Then comes along this news item about yet another mom, this time in Salt Lake City, put in the slammer when her 19-month-old tested positive for alcohol, cocaine, and methamphetamines. Good God! What is going on?
It seemed like I was still in the delivery room when I got the first urgent lecture about babyproofing. “Cabinet locks! Foam corners!” I babyproofed like the best of them and lived without fear that my kids would crawl over and discover something toxic, sharp, or liable to land on their heads. Those were the simple times, but soon my kids grew both smarter and more dexterous. This is a good time to brush up on toddler proofing.
1. Matches -- Even though I don’t smoke and I know very few people who do, I cannot resist a book of matches on my way out of a restaurant. I used to throw them in my purse and forget about them. That is, before I discovered a book that had been moved from my purse to my toddler’s Hello Kitty clutch. Keep those cute little matchbooks away from temptation.
2. Car keys -- Although car keys aren’t dangerous, they are probably more tempting to my daughter than matchbooks. After way too many hours spent looking for my keys, I finally installed a hook near the door and out of little kid reach. Plus, they will eventually be smart enough to start the car. You don't need to give them the means to do so.
3. Tampons -- The first time I found my daughter playing with tampons, I thought it was funny. She’d handed them out to a select group of dolls and stuffed animals to use as microphones. After a while, however, she started asking me a million questions. She found my stash of maxi-pads too, which I told her can be used as mattresses for Smurfs. Clearly, I’m not ready to explain menstruation to my kids, and no one wants toddlers using these items as they were intended. So, now feminine hygiene products go on the tippy top shelf in the bathroom. Out of sight, out of mind.
4. Medicines -- This one is obvious, but I think it’s worth a mention because it’s so important. Keep any drugs, from vitamins to ecstasy (if you swing that way), under lock and key. I’m talking about a padlock, by the way. Don’t risk it!

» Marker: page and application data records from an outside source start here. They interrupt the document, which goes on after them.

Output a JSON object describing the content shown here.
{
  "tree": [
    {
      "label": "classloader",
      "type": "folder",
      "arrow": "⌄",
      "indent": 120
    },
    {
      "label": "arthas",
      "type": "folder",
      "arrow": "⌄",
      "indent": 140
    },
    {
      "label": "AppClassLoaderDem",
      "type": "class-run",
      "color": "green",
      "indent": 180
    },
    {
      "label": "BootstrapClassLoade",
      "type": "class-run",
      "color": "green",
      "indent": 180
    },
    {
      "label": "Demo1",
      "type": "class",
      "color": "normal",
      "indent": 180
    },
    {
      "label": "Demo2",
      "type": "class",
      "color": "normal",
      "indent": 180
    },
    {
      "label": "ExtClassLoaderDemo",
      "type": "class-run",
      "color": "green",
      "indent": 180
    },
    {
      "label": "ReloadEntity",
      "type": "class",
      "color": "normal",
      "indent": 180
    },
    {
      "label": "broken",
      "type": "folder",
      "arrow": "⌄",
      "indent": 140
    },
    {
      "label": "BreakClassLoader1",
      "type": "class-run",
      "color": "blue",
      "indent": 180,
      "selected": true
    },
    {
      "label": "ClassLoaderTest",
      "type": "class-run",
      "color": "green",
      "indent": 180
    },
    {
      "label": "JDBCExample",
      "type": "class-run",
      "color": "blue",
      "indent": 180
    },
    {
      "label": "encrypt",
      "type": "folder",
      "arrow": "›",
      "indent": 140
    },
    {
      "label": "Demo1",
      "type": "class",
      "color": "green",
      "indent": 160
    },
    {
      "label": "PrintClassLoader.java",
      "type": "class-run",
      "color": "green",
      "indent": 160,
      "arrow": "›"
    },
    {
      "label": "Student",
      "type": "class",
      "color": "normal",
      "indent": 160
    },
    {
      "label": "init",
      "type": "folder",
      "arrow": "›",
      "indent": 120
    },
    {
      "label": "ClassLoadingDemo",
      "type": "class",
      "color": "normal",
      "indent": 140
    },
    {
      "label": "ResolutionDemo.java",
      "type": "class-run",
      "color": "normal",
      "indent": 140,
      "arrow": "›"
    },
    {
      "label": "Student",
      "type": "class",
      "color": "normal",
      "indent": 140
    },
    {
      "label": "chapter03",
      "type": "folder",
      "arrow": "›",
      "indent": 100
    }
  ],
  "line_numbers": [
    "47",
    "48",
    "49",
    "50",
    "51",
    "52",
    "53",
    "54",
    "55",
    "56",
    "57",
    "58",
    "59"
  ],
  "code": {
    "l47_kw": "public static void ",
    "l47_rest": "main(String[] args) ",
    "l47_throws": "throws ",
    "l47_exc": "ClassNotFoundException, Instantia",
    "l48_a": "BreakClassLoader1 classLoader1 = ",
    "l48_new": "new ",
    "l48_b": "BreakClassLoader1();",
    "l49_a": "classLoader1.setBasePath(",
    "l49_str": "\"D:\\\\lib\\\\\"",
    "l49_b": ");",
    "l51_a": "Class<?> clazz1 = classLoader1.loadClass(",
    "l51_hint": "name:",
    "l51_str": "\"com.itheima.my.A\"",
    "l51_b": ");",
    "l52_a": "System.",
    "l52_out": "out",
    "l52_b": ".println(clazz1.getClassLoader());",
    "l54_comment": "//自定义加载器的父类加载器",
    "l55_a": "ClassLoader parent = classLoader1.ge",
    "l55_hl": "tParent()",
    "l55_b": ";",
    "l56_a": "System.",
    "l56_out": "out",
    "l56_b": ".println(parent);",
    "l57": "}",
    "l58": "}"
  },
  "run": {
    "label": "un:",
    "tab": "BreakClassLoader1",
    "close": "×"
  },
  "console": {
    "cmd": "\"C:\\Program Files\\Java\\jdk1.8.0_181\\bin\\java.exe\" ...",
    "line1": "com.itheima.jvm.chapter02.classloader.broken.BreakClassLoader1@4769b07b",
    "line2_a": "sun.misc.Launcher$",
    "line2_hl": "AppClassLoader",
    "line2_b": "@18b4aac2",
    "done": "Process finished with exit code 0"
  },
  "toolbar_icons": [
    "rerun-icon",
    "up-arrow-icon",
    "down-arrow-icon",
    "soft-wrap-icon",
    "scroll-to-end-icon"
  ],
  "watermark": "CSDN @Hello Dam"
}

5. The things in that drawer -- All my adult life I’ve had that drawer. You know, the one with the lighter, condoms, weed (from the time before kids), and other naughty things live. I haven’t visited that drawer in years and years. But recently someone else has. Goodbye drawer, I’ll miss you. See you in about 16 years!
How have you toddler proofed your home?